EXERCISE.
Write back every entry exactly as it reads, with the pictures left behind.

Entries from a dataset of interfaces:
==================================================

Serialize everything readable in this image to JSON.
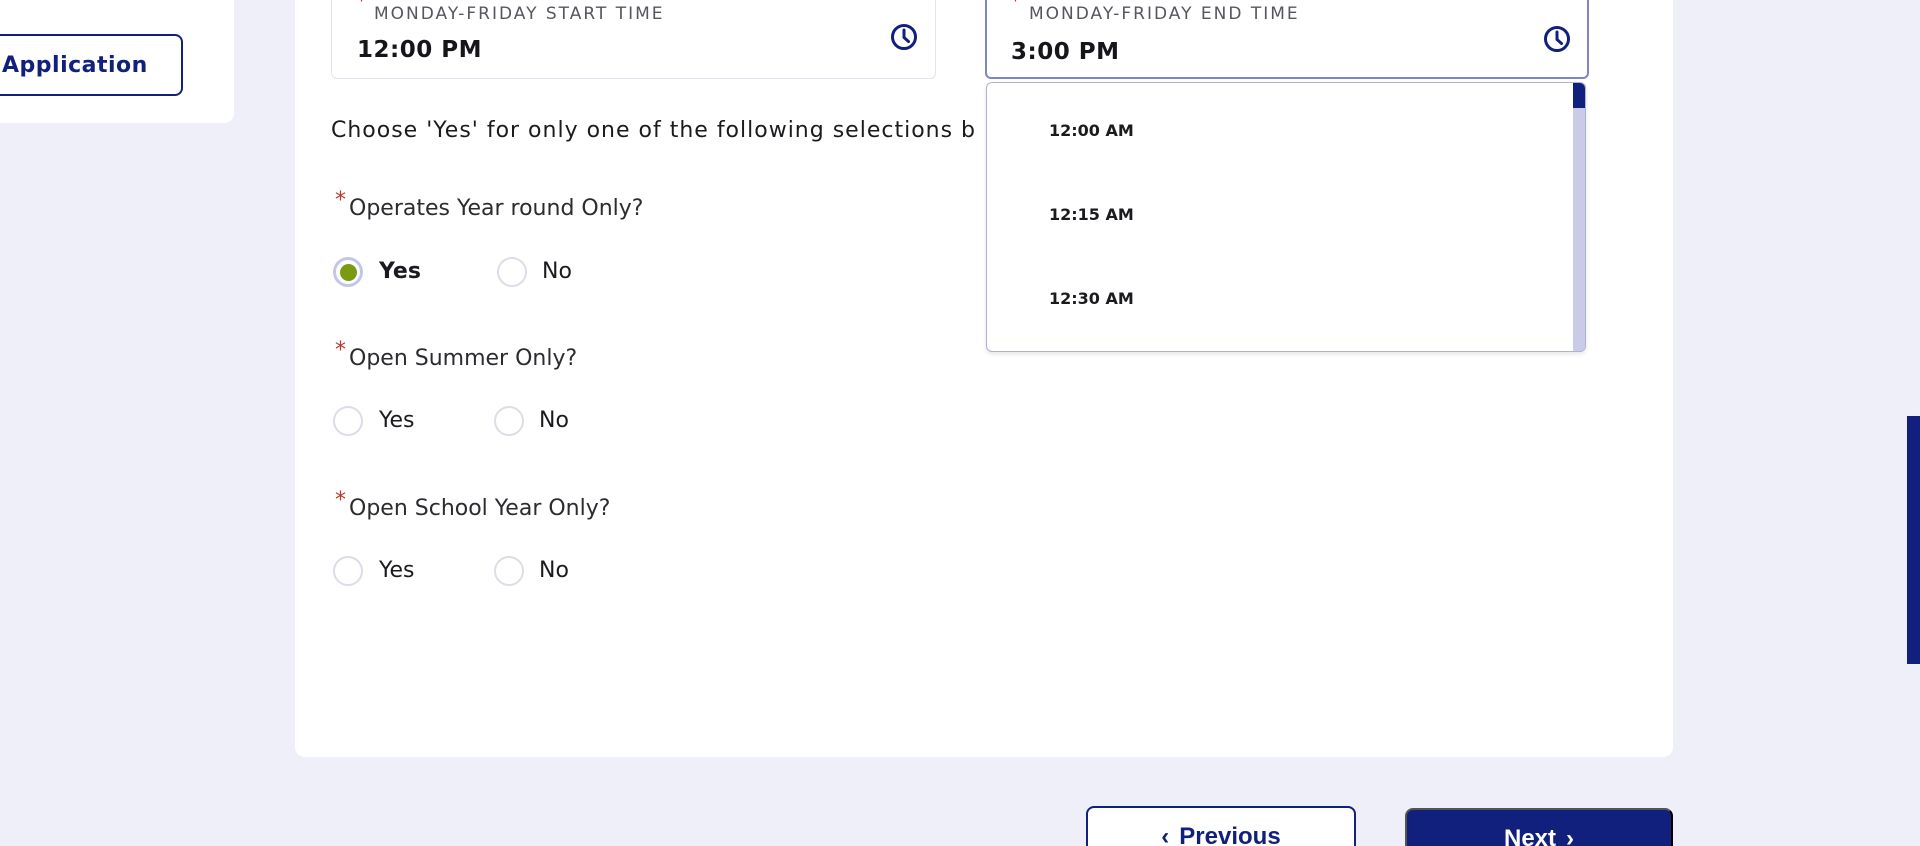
{
  "sidebar": {
    "application_button": "Application"
  },
  "hours": {
    "start": {
      "required_mark": "*",
      "label": "MONDAY-FRIDAY START TIME",
      "value": "12:00 PM",
      "icon": "clock-icon"
    },
    "end": {
      "required_mark": "*",
      "label": "MONDAY-FRIDAY END TIME",
      "value": "3:00 PM",
      "icon": "clock-icon"
    },
    "dropdown_options": [
      "12:00 AM",
      "12:15 AM",
      "12:30 AM"
    ]
  },
  "instruction": "Choose 'Yes' for only one of the following selections b",
  "questions": [
    {
      "required_mark": "*",
      "text": "Operates Year round Only?",
      "yes": "Yes",
      "no": "No",
      "selected": "Yes"
    },
    {
      "required_mark": "*",
      "text": "Open Summer Only?",
      "yes": "Yes",
      "no": "No",
      "selected": null
    },
    {
      "required_mark": "*",
      "text": "Open School Year Only?",
      "yes": "Yes",
      "no": "No",
      "selected": null
    }
  ],
  "navigation": {
    "previous": "Previous",
    "next": "Next"
  },
  "colors": {
    "brand": "#11207d",
    "selected_radio": "#7a9a12",
    "required": "#c0392b",
    "background": "#eeeff8"
  }
}
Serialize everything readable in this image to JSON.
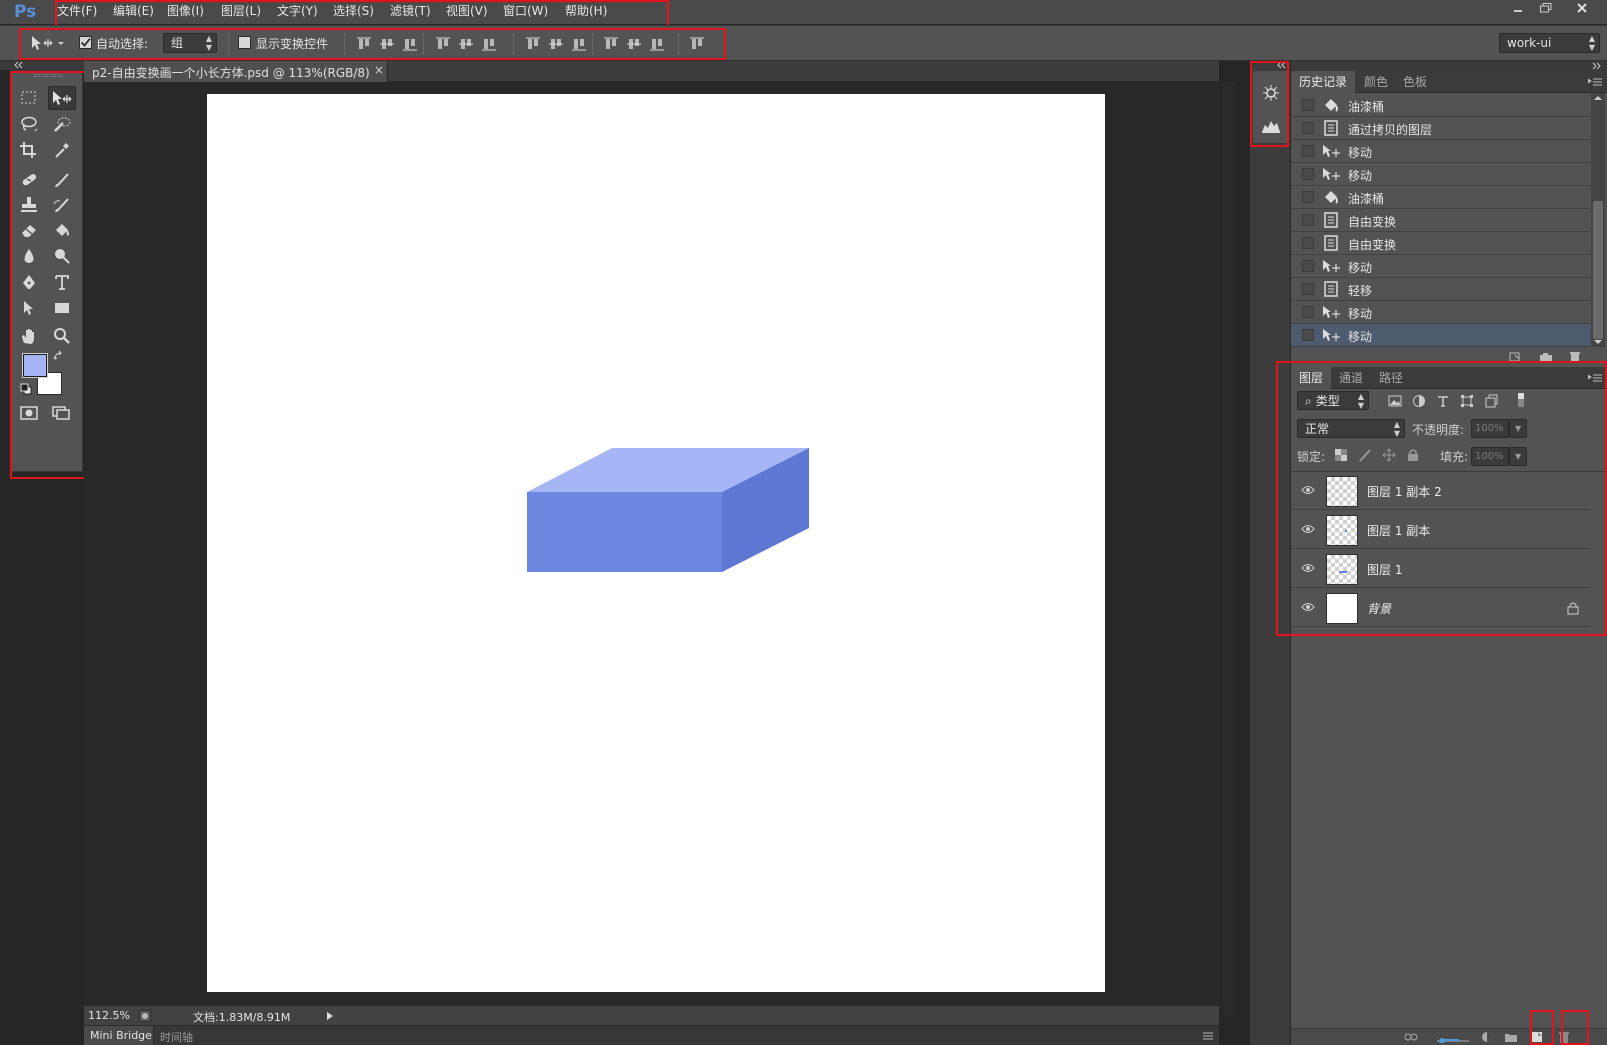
{
  "app": {
    "logo": "Ps",
    "menu": [
      "文件(F)",
      "编辑(E)",
      "图像(I)",
      "图层(L)",
      "文字(Y)",
      "选择(S)",
      "滤镜(T)",
      "视图(V)",
      "窗口(W)",
      "帮助(H)"
    ]
  },
  "options": {
    "auto_select_label": "自动选择:",
    "auto_select_checked": true,
    "auto_select_value": "组",
    "show_transform_label": "显示变换控件",
    "show_transform_checked": false,
    "workspace": "work-ui"
  },
  "document": {
    "tab_title": "p2-自由变换画一个小长方体.psd @ 113%(RGB/8)",
    "close_glyph": "×",
    "zoom": "112.5%",
    "doc_info": "文档:1.83M/8.91M",
    "foreground_color": "#a4b4f4",
    "background_color": "#ffffff",
    "shape_colors": {
      "top": "#a6b5f6",
      "front": "#6c87e0",
      "side": "#5d78d2"
    }
  },
  "bottom_tabs": [
    "Mini Bridge",
    "时间轴"
  ],
  "history": {
    "tabs": [
      "历史记录",
      "颜色",
      "色板"
    ],
    "items": [
      {
        "icon": "paint-bucket",
        "label": "油漆桶"
      },
      {
        "icon": "layer-doc",
        "label": "通过拷贝的图层"
      },
      {
        "icon": "move",
        "label": "移动"
      },
      {
        "icon": "move",
        "label": "移动"
      },
      {
        "icon": "paint-bucket",
        "label": "油漆桶"
      },
      {
        "icon": "layer-doc",
        "label": "自由变换"
      },
      {
        "icon": "layer-doc",
        "label": "自由变换"
      },
      {
        "icon": "move",
        "label": "移动"
      },
      {
        "icon": "layer-doc",
        "label": "轻移"
      },
      {
        "icon": "move",
        "label": "移动"
      },
      {
        "icon": "move",
        "label": "移动"
      }
    ],
    "selected_index": 10
  },
  "layers": {
    "tabs": [
      "图层",
      "通道",
      "路径"
    ],
    "filter_kind": "类型",
    "blend_mode": "正常",
    "opacity_label": "不透明度:",
    "opacity_value": "100%",
    "lock_label": "锁定:",
    "fill_label": "填充:",
    "fill_value": "100%",
    "items": [
      {
        "name": "图层 1 副本 2",
        "visible": true
      },
      {
        "name": "图层 1 副本",
        "visible": true
      },
      {
        "name": "图层 1",
        "visible": true
      },
      {
        "name": "背景",
        "visible": true,
        "locked": true
      }
    ]
  }
}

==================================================

OUTPUT.
Serialize everything readable in this image to JSON.
{
  "sidebar": {
    "application_button": "Application"
  },
  "hours": {
    "start": {
      "required_mark": "*",
      "label": "MONDAY-FRIDAY START TIME",
      "value": "12:00 PM",
      "icon": "clock-icon"
    },
    "end": {
      "required_mark": "*",
      "label": "MONDAY-FRIDAY END TIME",
      "value": "3:00 PM",
      "icon": "clock-icon"
    },
    "dropdown_options": [
      "12:00 AM",
      "12:15 AM",
      "12:30 AM"
    ]
  },
  "instruction": "Choose 'Yes' for only one of the following selections b",
  "questions": [
    {
      "required_mark": "*",
      "text": "Operates Year round Only?",
      "yes": "Yes",
      "no": "No",
      "selected": "Yes"
    },
    {
      "required_mark": "*",
      "text": "Open Summer Only?",
      "yes": "Yes",
      "no": "No",
      "selected": null
    },
    {
      "required_mark": "*",
      "text": "Open School Year Only?",
      "yes": "Yes",
      "no": "No",
      "selected": null
    }
  ],
  "navigation": {
    "previous": "Previous",
    "next": "Next"
  },
  "colors": {
    "brand": "#11207d",
    "selected_radio": "#7a9a12",
    "required": "#c0392b",
    "background": "#eeeff8"
  }
}
Serialize everything readable in this image to JSON.
{
  "app": {
    "logo": "Ps",
    "menu": [
      "文件(F)",
      "编辑(E)",
      "图像(I)",
      "图层(L)",
      "文字(Y)",
      "选择(S)",
      "滤镜(T)",
      "视图(V)",
      "窗口(W)",
      "帮助(H)"
    ]
  },
  "options": {
    "auto_select_label": "自动选择:",
    "auto_select_checked": true,
    "auto_select_value": "组",
    "show_transform_label": "显示变换控件",
    "show_transform_checked": false,
    "workspace": "work-ui"
  },
  "document": {
    "tab_title": "p2-自由变换画一个小长方体.psd @ 113%(RGB/8)",
    "close_glyph": "×",
    "zoom": "112.5%",
    "doc_info": "文档:1.83M/8.91M",
    "foreground_color": "#a4b4f4",
    "background_color": "#ffffff",
    "shape_colors": {
      "top": "#a6b5f6",
      "front": "#6c87e0",
      "side": "#5d78d2"
    }
  },
  "bottom_tabs": [
    "Mini Bridge",
    "时间轴"
  ],
  "history": {
    "tabs": [
      "历史记录",
      "颜色",
      "色板"
    ],
    "items": [
      {
        "icon": "paint-bucket",
        "label": "油漆桶"
      },
      {
        "icon": "layer-doc",
        "label": "通过拷贝的图层"
      },
      {
        "icon": "move",
        "label": "移动"
      },
      {
        "icon": "move",
        "label": "移动"
      },
      {
        "icon": "paint-bucket",
        "label": "油漆桶"
      },
      {
        "icon": "layer-doc",
        "label": "自由变换"
      },
      {
        "icon": "layer-doc",
        "label": "自由变换"
      },
      {
        "icon": "move",
        "label": "移动"
      },
      {
        "icon": "layer-doc",
        "label": "轻移"
      },
      {
        "icon": "move",
        "label": "移动"
      },
      {
        "icon": "move",
        "label": "移动"
      }
    ],
    "selected_index": 10
  },
  "layers": {
    "tabs": [
      "图层",
      "通道",
      "路径"
    ],
    "filter_kind": "类型",
    "blend_mode": "正常",
    "opacity_label": "不透明度:",
    "opacity_value": "100%",
    "lock_label": "锁定:",
    "fill_label": "填充:",
    "fill_value": "100%",
    "items": [
      {
        "name": "图层 1 副本 2",
        "visible": true
      },
      {
        "name": "图层 1 副本",
        "visible": true
      },
      {
        "name": "图层 1",
        "visible": true
      },
      {
        "name": "背景",
        "visible": true,
        "locked": true
      }
    ]
  }
}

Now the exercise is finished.